The smallest thing can change the path of history.First Sentence:
The year is 1976, and the British Empire still spans the globe. Coal drives the world, and the smog of it hangs thick over the canals of London.
Clara Calland is on the run. Hunted, along with her scientist mother, by Menshevik spies and Imperial soldiers, they flee Ireland for London. They must escape airships, treachery and capture. Under flooded London’s canals they join the rebels who live in the dank tunnels there.
Tim Barnabas is one of the underpeople, born to the secret town of drowned London, place of anti-imperialist republicans and Irish rebels, part of the Liberty - the people who would see a return to older values and free elections.

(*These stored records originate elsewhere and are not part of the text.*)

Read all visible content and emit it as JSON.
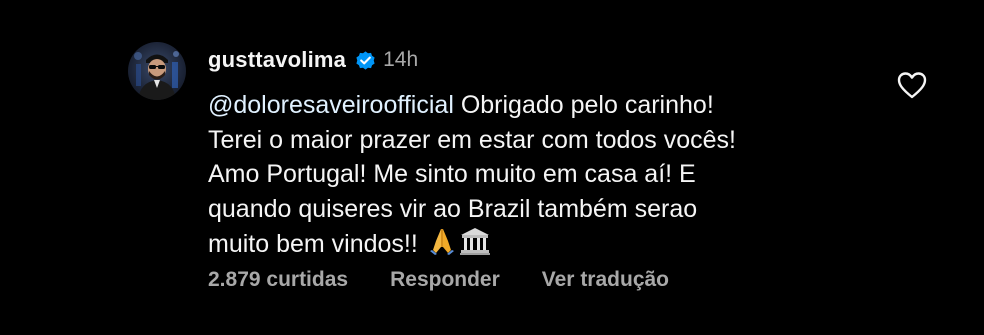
{
  "comment": {
    "username": "gusttavolima",
    "time": "14h",
    "mention": "@doloresaveiroofficial",
    "lines": [
      " Obrigado pelo carinho!",
      "Terei o maior prazer em estar com todos vocês!",
      "Amo Portugal! Me sinto muito em casa aí! E",
      "quando quiseres vir ao Brazil também serao",
      "muito bem vindos!! "
    ],
    "emojis": [
      "folded-hands-icon",
      "classical-building-icon"
    ],
    "likes": "2.879 curtidas",
    "reply_label": "Responder",
    "translate_label": "Ver tradução"
  },
  "colors": {
    "background": "#000000",
    "text": "#f5f5f5",
    "muted": "#a8a8a8",
    "verified": "#0095f6"
  }
}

Seeing no further than his next meal, Tim has hired on as a submariner on the Cuttlefish, a coal fired submarine that runs smuggled cargoes beneath the steamship patrols, to the fortress America and beyond.
When the Imperial soldiery comes ravening, Clara and her mother are forced to flee aboard the Cuttlefish. Hunted like beasts, the submarine and her crew must undertake a desperate voyage across the world, from the Faeroes to the Caribbean and finally across the Pacific to find safety. But only Clara and Tim Barnabas can steer them past treachery and disaster, to freedom in Westralia. Carried with them—a lost scientific secret that threatens the very heart of Imperial power.
It was after midnight, and London’s lights shimmered on the waters that had once been her streets.
Yep, it is that time again, time for another review from the post-move stack of things to catch up on. This week, I am featuring Dave Freer’s Cuttlefish which has been in storage for a few months.
Even though it took me fifty pages to get into the world and Dave Freer’s writing, Cuttlefish was definitely one of the most interesting sci-fi/fantasy books I’ve read. I enjoyed reading about the struggle of the underpeople-those born in a drowned London- and how they were always one-step away from being discovered. It definitely made for a thrilling read
Y’all know that when it comes to characters I cannot stand ones that act entitled, so, you can guess that when Clara was first introduced that I was not keen on reading about her. While she irritated me to no end when she was first introduced, I ended up liking her because as things began to unravel for those helping her and her mother she began to show that she was made of sterner stuff.
As for Tim, the other protagonist, I pretty much liked him from the get-go. While I find it hard to pin down why I liked him, I really enjoyed his voice and that he had a goal he was working towards. The steadiness of his character also made him interesting because you knew that he could be relied upon to do his duty.
While there were some things I didn’t like about Cuttlefish-read next section for explanation-the good more then out-weighed the bad in this one. So, while the start of Cuttlefish was a little rocky, I ended up really enjoying the writing of Dave Freer and the alternate-history book he created. What really spoke to me with his writing was how he was able to create an alternate timeline that was both interesting and original. But what was really cool about the world would have to be the rebels and he crew of the Cuttlefish.
Cuttlefish ended up being quite the fascinating read, but I admit that I did not like the first 50 pages. The main reason I found myself not liking the first pages was that I was highly annoyed with Clara, one of two protagonists. What really bothered me about her would have to be that she came across as one of those over privileged, spoiled brats. So, how could one of the most annoying characters not ruin the book for me, well, the answer is that as the book progressed you got to see what she was really made of and because she just grew up.
Final Verdict: Cuttlefish- While a little slow on the takeoff, this is one alternate-history sci-fi read you do not want to miss.
Cuttlefish earns 4 out of 5 pineapples